ariseandawakenme asked a question:
Hi can you check out “sadmomhair” she’s a young sister in Christ who posted something kinda controversial and I feel like I kinda know where he heart is but I’m not sure how to speak up about the whole thing Thanks in advance 🙂
Hey dear friend, I read up on her blog, and I think it’s great. Normally I would never comment on another blog this way, but she is very refreshing and very clear, with a very strong viewpoint that’s missing in so many voices today.
If I may summarize, I believe her thoughts about purity in one sentence is, “It doesn’t make you a better Christian if you’re a virgin, because God’s love will redeem us all.” I know I’m simplifying what she said here, but that seems to be her thesis. And she’s absolutely right. God will accept and redeem and offer grace to anyone, in any condition, or else He isn’t the God of the Bible.
I also saw all the comments and anonymous messages thrown at this blogger (who by the way, is 18 years old and needs much grace and prayer for her influence and leadership), and I was once again disheartened by our hasty church-culture.
I hope to remind us — especially fellow brothers and sisters in Christ — about how we communicate and criticize ideas. When someone expresses a thought, this is not their entire thought on the issue. No one can possibly cover every base and angle and “what-about” and caveat in a single blog post, or even a whole book. We will miss the exception or forget to include some small gray area. When someone does not elaborate on a tiny caveat, it doesn’t automatically mean that the person believes the opposite of what he or she neglected to say.
We presume this kind of thing too quickly, and there has to be grace for that instead of jumping to ill conclusions.
Of course we want to be as clear as possible, but we must also be concise. Communication gets started by first presenting an idea, not every “exception.” We meet in the gray area to talk. Unfortunately, the internet world has turned the gray area into a mine-field.
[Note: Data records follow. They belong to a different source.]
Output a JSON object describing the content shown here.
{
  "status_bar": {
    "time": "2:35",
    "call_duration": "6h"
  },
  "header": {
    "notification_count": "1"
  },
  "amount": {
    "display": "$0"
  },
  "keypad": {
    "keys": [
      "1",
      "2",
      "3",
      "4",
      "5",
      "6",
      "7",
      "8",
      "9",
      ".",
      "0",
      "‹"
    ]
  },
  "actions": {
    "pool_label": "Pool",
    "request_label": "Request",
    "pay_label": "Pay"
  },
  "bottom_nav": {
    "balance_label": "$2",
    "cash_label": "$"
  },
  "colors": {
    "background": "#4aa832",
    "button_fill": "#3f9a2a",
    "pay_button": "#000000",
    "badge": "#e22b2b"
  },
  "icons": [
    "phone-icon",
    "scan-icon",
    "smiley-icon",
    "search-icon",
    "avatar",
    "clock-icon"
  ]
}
Here’s what I mean. The fact that she’s saying virginity is not some kind of “higher status” doesn’t mean that she’s demeaning godliness or holiness or purity. If I said, “There’s nothing wrong with secular music,” it doesn’t automatically mean that I’m okay with worshiping the devil and wearing a beer hat with goat blood. We find the truth on a common ground, not our extreme parodies of the opposite view.
I have a feeling that the reason this wonderful blogger wrote about virginity this way is because of our reactionary church atmosphere, in which we draw the line too close to saints and tend to leave out “sinners.” Grace is often the first thing to leave a church. It’s as if the church hopes to change our behavior by telling us how bad things are, without recognizing that most people walk through the doors wrapped in the consequences of things they’ve already done.
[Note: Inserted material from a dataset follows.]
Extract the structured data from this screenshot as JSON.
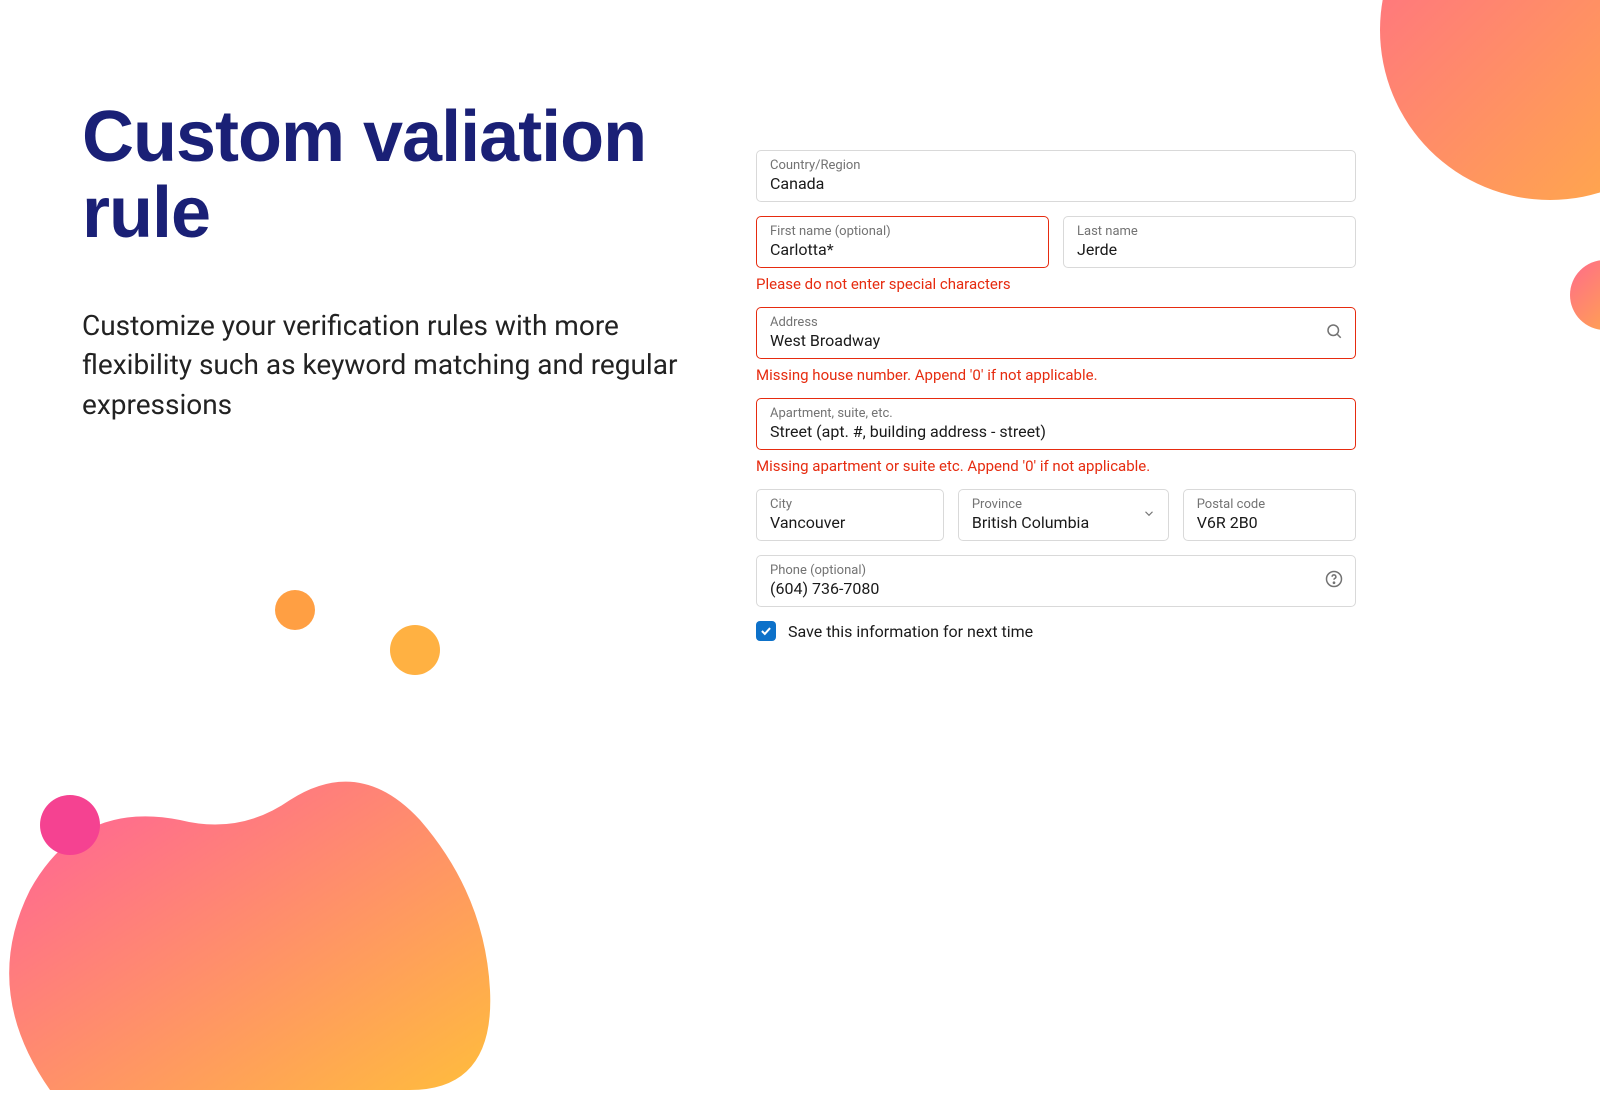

I’m all for fighting towards purity and basking in the awe-inducing holiness of God. But in the end, purity is not something we fight for but something we fight from, because purity is God’s gift to us who have embraced all He’s achieved through His Son. It’s only this restoration that would motivate us to fight for holiness at all.
3 thoughts on “Shaming The “Impure” and Those Who Stand Up For Them”
The fact that she’s saying virginity is not some kind of “higher status” doesn’t mean that she’s demeaning godliness or holiness or purity.
If anything, she’s redeeming the countless people (boys, girls, men and women alike) who never had the option and were abused. Many Christians don’t often think about how their proud declarations of “I’m a virgin” can make others feel that God really hates them for not being one. In the ancient world, a woman’s virgin status could help her husband know that her children was his. That his sons by her would inherit his house, his wealth, and his slaves. That his daughters could be married off to his friend’s sons and strengthen the bond of the community. Virginity was little more than a guarantee that the business deal was genuine. Virginity only had value while a woman is in her child-bearing years, beyond that people of it as a missed opportunity in the ancient world. Look at the New Testament, Jesus attracted tax collectors and prostitutes because they recognized that they needed forgiveness. Jesus was often at odds with the pharisees who went out of their way to be certain that they wouldn’t need forgiveness. while I might not agree with every single aspect about how she conducts herself, I do believe that rigid rule-keeping is not necessarily the best way to live out the gospel.
Hey Jamie, excellent points that I didn’t consider, and great biblical info too. In the end, to say anyone is irredeemable will diminish the sovereign working of God. I’m not about to do that.
There is a delicate balance between “advising or warning” and “judging” someone. I believe that the Bible teaches that we should encourage and uplift each other. However, when a Christian brother or sister is happily living in a sinful behavior, we need to privately refer them to the Bible and pray for them. I do not believe we are “judging” them, but trying to help them in the way we would also like to be helped.
I would offer 1 Corinthians 5:9-12 and 2 John 1 as examples. Again, it is a difficult balance.
Likewise, we should remember we are all sinners from time to time. Being a sinner and living in sin are two different things.